* [Data to examine]:
=== Section Start ===

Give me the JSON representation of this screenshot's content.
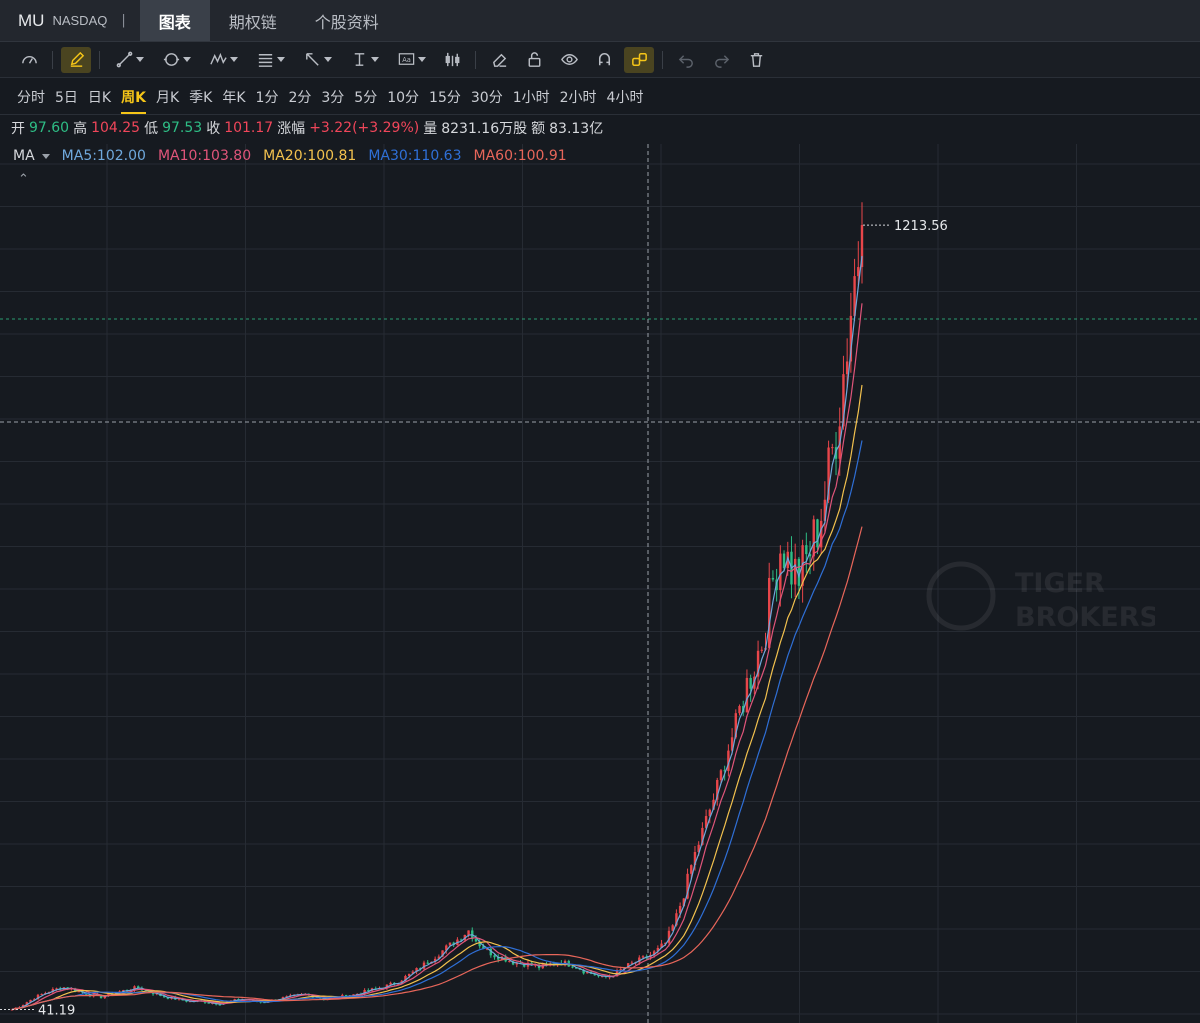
{
  "header": {
    "symbol": "MU",
    "exchange": "NASDAQ",
    "separator": "|",
    "tabs": [
      {
        "label": "图表",
        "active": true
      },
      {
        "label": "期权链",
        "active": false
      },
      {
        "label": "个股资料",
        "active": false
      }
    ]
  },
  "toolbar": {
    "icons": [
      "indicator-gauge-icon",
      "draw-pen-icon",
      "line-tool-icon",
      "circle-tool-icon",
      "pattern-tool-icon",
      "fib-tool-icon",
      "arrow-tool-icon",
      "text-cursor-icon",
      "text-box-icon",
      "bar-style-icon",
      "eraser-icon",
      "lock-icon",
      "eye-icon",
      "magnet-icon",
      "link-icon",
      "undo-icon",
      "redo-icon",
      "trash-icon"
    ]
  },
  "periods": {
    "items": [
      "分时",
      "5日",
      "日K",
      "周K",
      "月K",
      "季K",
      "年K",
      "1分",
      "2分",
      "3分",
      "5分",
      "10分",
      "15分",
      "30分",
      "1小时",
      "2小时",
      "4小时"
    ],
    "active_index": 3
  },
  "quote": {
    "open_label": "开",
    "open": "97.60",
    "high_label": "高",
    "high": "104.25",
    "low_label": "低",
    "low": "97.53",
    "close_label": "收",
    "close": "101.17",
    "change_label": "涨幅",
    "change": "+3.22(+3.29%)",
    "volume_label": "量",
    "volume": "8231.16万股",
    "amount_label": "额",
    "amount": "83.13亿"
  },
  "ma_legend": {
    "label": "MA",
    "items": [
      {
        "text": "MA5:102.00",
        "color": "#6fa8dc"
      },
      {
        "text": "MA10:103.80",
        "color": "#e0557a"
      },
      {
        "text": "MA20:100.81",
        "color": "#f2c14e"
      },
      {
        "text": "MA30:110.63",
        "color": "#2f6fd6"
      },
      {
        "text": "MA60:100.91",
        "color": "#e8665a"
      }
    ]
  },
  "chart_data": {
    "type": "candlestick",
    "period": "周K",
    "annotations": {
      "max_label": "1213.56",
      "min_label": "41.19"
    },
    "colors": {
      "up": "#e8464a",
      "down": "#2ebd85",
      "grid": "#262b33",
      "crosshair": "#9aa0a8",
      "dashed_level": "#2ebd85"
    },
    "y_domain": [
      30,
      1260
    ],
    "max_value": 1213.56,
    "min_value": 41.19,
    "price_path_weekly": [
      41.19,
      47,
      55,
      62,
      68,
      72,
      75,
      70,
      66,
      62,
      60,
      64,
      68,
      71,
      74,
      69,
      65,
      60,
      58,
      55,
      53,
      54,
      52,
      50,
      52,
      55,
      57,
      54,
      52,
      55,
      58,
      60,
      62,
      64,
      60,
      57,
      58,
      61,
      63,
      66,
      70,
      73,
      77,
      82,
      90,
      98,
      108,
      118,
      128,
      138,
      148,
      160,
      142,
      130,
      122,
      118,
      112,
      110,
      108,
      104,
      108,
      112,
      110,
      106,
      98,
      94,
      88,
      92,
      100,
      108,
      114,
      120,
      128,
      140,
      170,
      210,
      260,
      300,
      340,
      380,
      430,
      470,
      520,
      560,
      600,
      680,
      740,
      700,
      690,
      720,
      760,
      820,
      900,
      1000,
      1120,
      1213.56
    ]
  },
  "watermark": {
    "line1": "TIGER",
    "line2": "BROKERS"
  }
}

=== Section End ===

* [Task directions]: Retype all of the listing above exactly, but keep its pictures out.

* [Output of the exercise]:
Give me the JSON representation of this screenshot's content.
{
  "header": {
    "symbol": "MU",
    "exchange": "NASDAQ",
    "separator": "|",
    "tabs": [
      {
        "label": "图表",
        "active": true
      },
      {
        "label": "期权链",
        "active": false
      },
      {
        "label": "个股资料",
        "active": false
      }
    ]
  },
  "toolbar": {
    "icons": [
      "indicator-gauge-icon",
      "draw-pen-icon",
      "line-tool-icon",
      "circle-tool-icon",
      "pattern-tool-icon",
      "fib-tool-icon",
      "arrow-tool-icon",
      "text-cursor-icon",
      "text-box-icon",
      "bar-style-icon",
      "eraser-icon",
      "lock-icon",
      "eye-icon",
      "magnet-icon",
      "link-icon",
      "undo-icon",
      "redo-icon",
      "trash-icon"
    ]
  },
  "periods": {
    "items": [
      "分时",
      "5日",
      "日K",
      "周K",
      "月K",
      "季K",
      "年K",
      "1分",
      "2分",
      "3分",
      "5分",
      "10分",
      "15分",
      "30分",
      "1小时",
      "2小时",
      "4小时"
    ],
    "active_index": 3
  },
  "quote": {
    "open_label": "开",
    "open": "97.60",
    "high_label": "高",
    "high": "104.25",
    "low_label": "低",
    "low": "97.53",
    "close_label": "收",
    "close": "101.17",
    "change_label": "涨幅",
    "change": "+3.22(+3.29%)",
    "volume_label": "量",
    "volume": "8231.16万股",
    "amount_label": "额",
    "amount": "83.13亿"
  },
  "ma_legend": {
    "label": "MA",
    "items": [
      {
        "text": "MA5:102.00",
        "color": "#6fa8dc"
      },
      {
        "text": "MA10:103.80",
        "color": "#e0557a"
      },
      {
        "text": "MA20:100.81",
        "color": "#f2c14e"
      },
      {
        "text": "MA30:110.63",
        "color": "#2f6fd6"
      },
      {
        "text": "MA60:100.91",
        "color": "#e8665a"
      }
    ]
  },
  "chart_data": {
    "type": "candlestick",
    "period": "周K",
    "annotations": {
      "max_label": "1213.56",
      "min_label": "41.19"
    },
    "colors": {
      "up": "#e8464a",
      "down": "#2ebd85",
      "grid": "#262b33",
      "crosshair": "#9aa0a8",
      "dashed_level": "#2ebd85"
    },
    "y_domain": [
      30,
      1260
    ],
    "max_value": 1213.56,
    "min_value": 41.19,
    "price_path_weekly": [
      41.19,
      47,
      55,
      62,
      68,
      72,
      75,
      70,
      66,
      62,
      60,
      64,
      68,
      71,
      74,
      69,
      65,
      60,
      58,
      55,
      53,
      54,
      52,
      50,
      52,
      55,
      57,
      54,
      52,
      55,
      58,
      60,
      62,
      64,
      60,
      57,
      58,
      61,
      63,
      66,
      70,
      73,
      77,
      82,
      90,
      98,
      108,
      118,
      128,
      138,
      148,
      160,
      142,
      130,
      122,
      118,
      112,
      110,
      108,
      104,
      108,
      112,
      110,
      106,
      98,
      94,
      88,
      92,
      100,
      108,
      114,
      120,
      128,
      140,
      170,
      210,
      260,
      300,
      340,
      380,
      430,
      470,
      520,
      560,
      600,
      680,
      740,
      700,
      690,
      720,
      760,
      820,
      900,
      1000,
      1120,
      1213.56
    ]
  },
  "watermark": {
    "line1": "TIGER",
    "line2": "BROKERS"
  }
}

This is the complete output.